Task to carry out: A complete answer lists every line of the entries below where the string "value" appears.

Element data from apps and pages:
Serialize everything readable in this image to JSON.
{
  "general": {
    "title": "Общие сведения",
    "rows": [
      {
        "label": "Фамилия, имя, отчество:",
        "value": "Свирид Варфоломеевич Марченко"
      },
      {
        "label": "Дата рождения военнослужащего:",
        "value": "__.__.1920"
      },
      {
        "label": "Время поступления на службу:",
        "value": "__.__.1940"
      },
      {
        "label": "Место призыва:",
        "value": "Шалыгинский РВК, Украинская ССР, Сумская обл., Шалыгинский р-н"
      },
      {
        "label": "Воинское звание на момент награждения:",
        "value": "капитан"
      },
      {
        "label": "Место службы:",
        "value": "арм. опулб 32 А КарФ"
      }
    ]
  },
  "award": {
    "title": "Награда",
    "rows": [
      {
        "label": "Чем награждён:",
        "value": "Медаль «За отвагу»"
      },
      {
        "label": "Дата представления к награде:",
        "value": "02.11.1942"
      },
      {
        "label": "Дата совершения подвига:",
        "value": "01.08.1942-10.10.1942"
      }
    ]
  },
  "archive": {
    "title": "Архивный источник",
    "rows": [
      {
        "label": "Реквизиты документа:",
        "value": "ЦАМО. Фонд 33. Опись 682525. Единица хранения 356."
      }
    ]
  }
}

Expected answer:
        "value": "Свирид Варфоломеевич Марченко"
        "value": "__.__.1920"
        "value": "__.__.1940"
        "value": "Шалыгинский РВК, Украинская ССР, Сумская обл., Шалыгинский р-н"
        "value": "капитан"
        "value": "арм. опулб 32 А КарФ"
        "value": "Медаль «За отвагу»"
        "value": "02.11.1942"
        "value": "01.08.1942-10.10.1942"
        "value": "ЦАМО. Фонд 33. Опись 682525. Единица хранения 356."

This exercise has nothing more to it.